§ **Material to process**:
== Segment start ==

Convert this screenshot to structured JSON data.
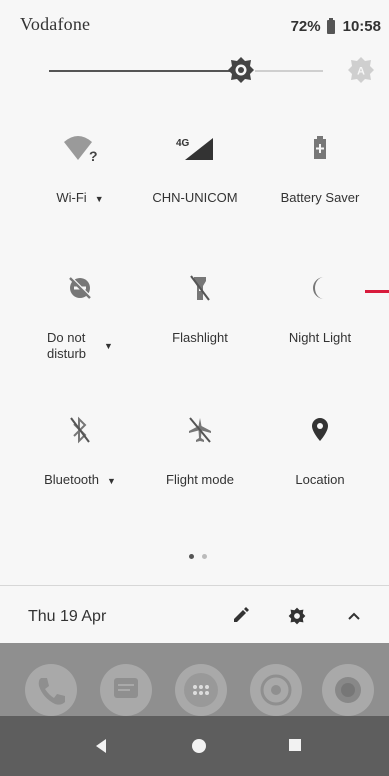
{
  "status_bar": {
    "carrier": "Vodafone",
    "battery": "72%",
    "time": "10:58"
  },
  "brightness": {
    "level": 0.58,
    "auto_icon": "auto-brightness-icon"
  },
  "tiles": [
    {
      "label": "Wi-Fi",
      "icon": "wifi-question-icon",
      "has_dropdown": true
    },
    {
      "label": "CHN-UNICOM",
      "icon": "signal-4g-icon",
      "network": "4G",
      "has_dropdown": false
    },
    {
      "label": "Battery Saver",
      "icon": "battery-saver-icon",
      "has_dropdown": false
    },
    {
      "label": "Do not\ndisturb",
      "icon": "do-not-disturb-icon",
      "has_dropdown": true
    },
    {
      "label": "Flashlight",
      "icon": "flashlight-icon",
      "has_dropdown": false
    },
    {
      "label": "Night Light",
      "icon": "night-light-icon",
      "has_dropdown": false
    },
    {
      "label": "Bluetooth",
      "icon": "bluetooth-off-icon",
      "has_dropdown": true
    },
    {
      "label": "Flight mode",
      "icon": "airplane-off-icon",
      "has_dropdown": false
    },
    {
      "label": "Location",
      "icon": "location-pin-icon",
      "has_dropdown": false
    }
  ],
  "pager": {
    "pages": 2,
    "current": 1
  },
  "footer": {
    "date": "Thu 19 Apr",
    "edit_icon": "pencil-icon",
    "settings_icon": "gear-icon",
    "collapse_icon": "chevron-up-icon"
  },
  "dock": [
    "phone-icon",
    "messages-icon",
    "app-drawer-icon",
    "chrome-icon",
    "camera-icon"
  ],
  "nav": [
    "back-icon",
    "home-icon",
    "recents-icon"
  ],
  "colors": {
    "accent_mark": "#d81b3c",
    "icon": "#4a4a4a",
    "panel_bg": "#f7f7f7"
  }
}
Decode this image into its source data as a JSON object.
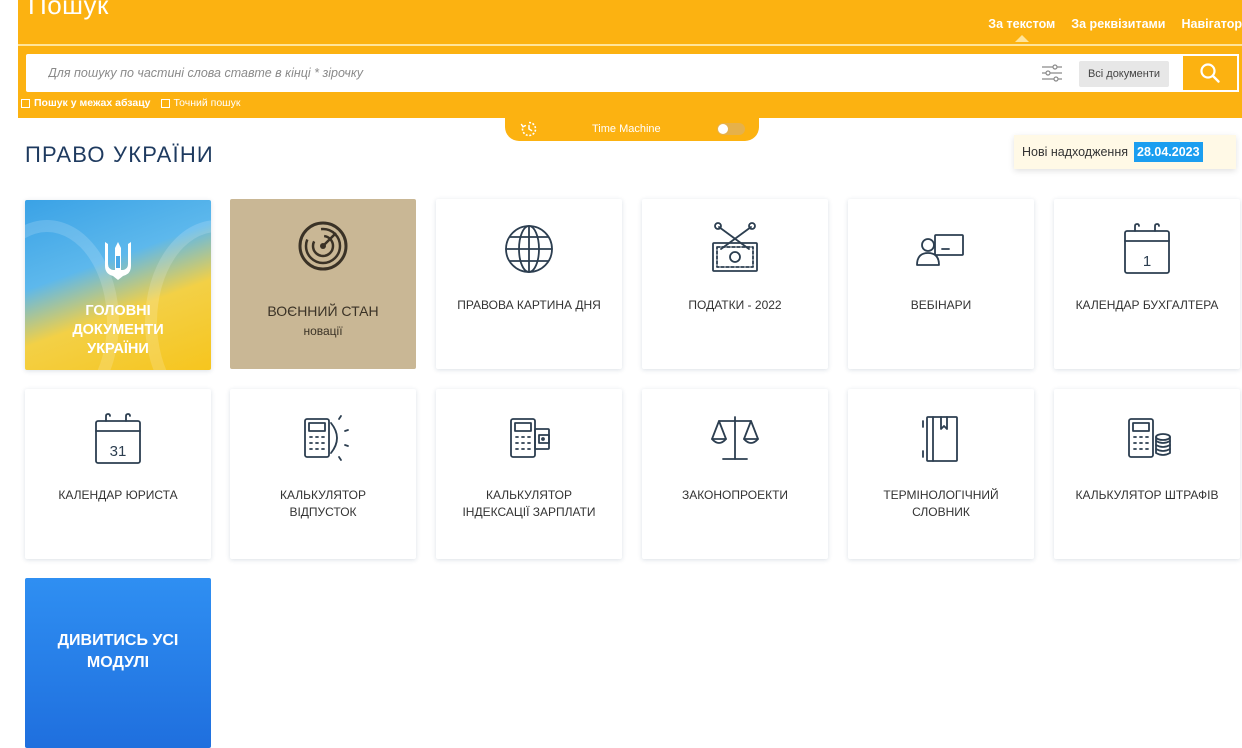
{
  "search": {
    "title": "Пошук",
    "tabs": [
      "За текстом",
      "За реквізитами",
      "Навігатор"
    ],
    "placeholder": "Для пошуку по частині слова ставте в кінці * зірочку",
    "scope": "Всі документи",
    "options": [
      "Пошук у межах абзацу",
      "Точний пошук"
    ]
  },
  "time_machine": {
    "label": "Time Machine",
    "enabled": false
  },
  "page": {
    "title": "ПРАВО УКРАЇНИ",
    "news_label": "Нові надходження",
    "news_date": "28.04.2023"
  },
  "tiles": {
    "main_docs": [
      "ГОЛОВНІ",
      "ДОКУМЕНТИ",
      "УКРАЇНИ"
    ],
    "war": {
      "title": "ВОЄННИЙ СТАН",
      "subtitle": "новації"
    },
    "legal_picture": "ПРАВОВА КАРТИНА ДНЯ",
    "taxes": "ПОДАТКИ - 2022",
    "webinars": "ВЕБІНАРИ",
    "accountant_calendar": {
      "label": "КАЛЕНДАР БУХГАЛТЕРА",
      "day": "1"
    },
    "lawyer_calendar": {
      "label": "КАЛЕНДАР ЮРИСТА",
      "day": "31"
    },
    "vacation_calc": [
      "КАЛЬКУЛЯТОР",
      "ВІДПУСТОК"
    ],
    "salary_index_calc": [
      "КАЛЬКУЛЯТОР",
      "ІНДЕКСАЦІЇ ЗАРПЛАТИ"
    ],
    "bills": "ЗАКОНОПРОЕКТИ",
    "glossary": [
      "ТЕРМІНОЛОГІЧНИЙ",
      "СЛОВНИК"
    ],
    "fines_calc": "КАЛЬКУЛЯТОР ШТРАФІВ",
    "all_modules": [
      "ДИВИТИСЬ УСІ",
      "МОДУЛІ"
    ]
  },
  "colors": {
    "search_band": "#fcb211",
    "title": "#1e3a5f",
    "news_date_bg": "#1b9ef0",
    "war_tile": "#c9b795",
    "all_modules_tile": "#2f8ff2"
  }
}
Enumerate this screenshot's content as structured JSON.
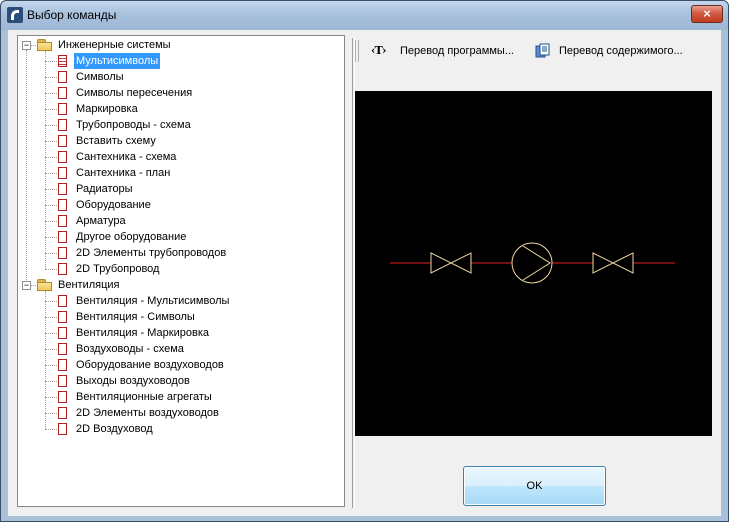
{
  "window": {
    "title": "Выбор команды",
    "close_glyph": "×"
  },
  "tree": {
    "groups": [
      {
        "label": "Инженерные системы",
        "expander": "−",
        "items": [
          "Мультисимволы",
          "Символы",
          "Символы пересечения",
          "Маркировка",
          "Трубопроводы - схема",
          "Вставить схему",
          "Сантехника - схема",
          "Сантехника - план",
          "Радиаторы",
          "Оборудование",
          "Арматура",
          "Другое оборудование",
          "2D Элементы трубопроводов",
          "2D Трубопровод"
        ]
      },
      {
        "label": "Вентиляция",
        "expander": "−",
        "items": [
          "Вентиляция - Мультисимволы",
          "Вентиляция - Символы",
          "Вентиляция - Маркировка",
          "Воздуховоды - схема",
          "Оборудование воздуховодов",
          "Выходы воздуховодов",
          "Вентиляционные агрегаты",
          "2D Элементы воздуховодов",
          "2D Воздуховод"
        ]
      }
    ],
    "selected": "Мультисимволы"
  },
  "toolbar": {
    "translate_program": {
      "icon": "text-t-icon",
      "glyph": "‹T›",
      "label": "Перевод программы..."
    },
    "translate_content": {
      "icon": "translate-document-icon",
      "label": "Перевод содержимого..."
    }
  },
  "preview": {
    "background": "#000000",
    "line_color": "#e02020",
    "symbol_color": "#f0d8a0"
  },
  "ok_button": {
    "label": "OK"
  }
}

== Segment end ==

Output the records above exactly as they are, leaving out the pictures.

§ **Response to the exercise**:
Convert this screenshot to structured JSON data.
{
  "status_bar": {
    "carrier": "Vodafone",
    "battery": "72%",
    "time": "10:58"
  },
  "brightness": {
    "level": 0.58,
    "auto_icon": "auto-brightness-icon"
  },
  "tiles": [
    {
      "label": "Wi-Fi",
      "icon": "wifi-question-icon",
      "has_dropdown": true
    },
    {
      "label": "CHN-UNICOM",
      "icon": "signal-4g-icon",
      "network": "4G",
      "has_dropdown": false
    },
    {
      "label": "Battery Saver",
      "icon": "battery-saver-icon",
      "has_dropdown": false
    },
    {
      "label": "Do not\ndisturb",
      "icon": "do-not-disturb-icon",
      "has_dropdown": true
    },
    {
      "label": "Flashlight",
      "icon": "flashlight-icon",
      "has_dropdown": false
    },
    {
      "label": "Night Light",
      "icon": "night-light-icon",
      "has_dropdown": false
    },
    {
      "label": "Bluetooth",
      "icon": "bluetooth-off-icon",
      "has_dropdown": true
    },
    {
      "label": "Flight mode",
      "icon": "airplane-off-icon",
      "has_dropdown": false
    },
    {
      "label": "Location",
      "icon": "location-pin-icon",
      "has_dropdown": false
    }
  ],
  "pager": {
    "pages": 2,
    "current": 1
  },
  "footer": {
    "date": "Thu 19 Apr",
    "edit_icon": "pencil-icon",
    "settings_icon": "gear-icon",
    "collapse_icon": "chevron-up-icon"
  },
  "dock": [
    "phone-icon",
    "messages-icon",
    "app-drawer-icon",
    "chrome-icon",
    "camera-icon"
  ],
  "nav": [
    "back-icon",
    "home-icon",
    "recents-icon"
  ],
  "colors": {
    "accent_mark": "#d81b3c",
    "icon": "#4a4a4a",
    "panel_bg": "#f7f7f7"
  }
}
Decode this image into its source data as a JSON object.
{
  "search": {
    "title": "Пошук",
    "tabs": [
      "За текстом",
      "За реквізитами",
      "Навігатор"
    ],
    "placeholder": "Для пошуку по частині слова ставте в кінці * зірочку",
    "scope": "Всі документи",
    "options": [
      "Пошук у межах абзацу",
      "Точний пошук"
    ]
  },
  "time_machine": {
    "label": "Time Machine",
    "enabled": false
  },
  "page": {
    "title": "ПРАВО УКРАЇНИ",
    "news_label": "Нові надходження",
    "news_date": "28.04.2023"
  },
  "tiles": {
    "main_docs": [
      "ГОЛОВНІ",
      "ДОКУМЕНТИ",
      "УКРАЇНИ"
    ],
    "war": {
      "title": "ВОЄННИЙ СТАН",
      "subtitle": "новації"
    },
    "legal_picture": "ПРАВОВА КАРТИНА ДНЯ",
    "taxes": "ПОДАТКИ - 2022",
    "webinars": "ВЕБІНАРИ",
    "accountant_calendar": {
      "label": "КАЛЕНДАР БУХГАЛТЕРА",
      "day": "1"
    },
    "lawyer_calendar": {
      "label": "КАЛЕНДАР ЮРИСТА",
      "day": "31"
    },
    "vacation_calc": [
      "КАЛЬКУЛЯТОР",
      "ВІДПУСТОК"
    ],
    "salary_index_calc": [
      "КАЛЬКУЛЯТОР",
      "ІНДЕКСАЦІЇ ЗАРПЛАТИ"
    ],
    "bills": "ЗАКОНОПРОЕКТИ",
    "glossary": [
      "ТЕРМІНОЛОГІЧНИЙ",
      "СЛОВНИК"
    ],
    "fines_calc": "КАЛЬКУЛЯТОР ШТРАФІВ",
    "all_modules": [
      "ДИВИТИСЬ УСІ",
      "МОДУЛІ"
    ]
  },
  "colors": {
    "search_band": "#fcb211",
    "title": "#1e3a5f",
    "news_date_bg": "#1b9ef0",
    "war_tile": "#c9b795",
    "all_modules_tile": "#2f8ff2"
  }
}
Enumerate this screenshot's content as structured JSON.
{
  "window": {
    "title": "Выбор команды",
    "close_glyph": "×"
  },
  "tree": {
    "groups": [
      {
        "label": "Инженерные системы",
        "expander": "−",
        "items": [
          "Мультисимволы",
          "Символы",
          "Символы пересечения",
          "Маркировка",
          "Трубопроводы - схема",
          "Вставить схему",
          "Сантехника - схема",
          "Сантехника - план",
          "Радиаторы",
          "Оборудование",
          "Арматура",
          "Другое оборудование",
          "2D Элементы трубопроводов",
          "2D Трубопровод"
        ]
      },
      {
        "label": "Вентиляция",
        "expander": "−",
        "items": [
          "Вентиляция - Мультисимволы",
          "Вентиляция - Символы",
          "Вентиляция - Маркировка",
          "Воздуховоды - схема",
          "Оборудование воздуховодов",
          "Выходы воздуховодов",
          "Вентиляционные агрегаты",
          "2D Элементы воздуховодов",
          "2D Воздуховод"
        ]
      }
    ],
    "selected": "Мультисимволы"
  },
  "toolbar": {
    "translate_program": {
      "icon": "text-t-icon",
      "glyph": "‹T›",
      "label": "Перевод программы..."
    },
    "translate_content": {
      "icon": "translate-document-icon",
      "label": "Перевод содержимого..."
    }
  },
  "preview": {
    "background": "#000000",
    "line_color": "#e02020",
    "symbol_color": "#f0d8a0"
  },
  "ok_button": {
    "label": "OK"
  }
}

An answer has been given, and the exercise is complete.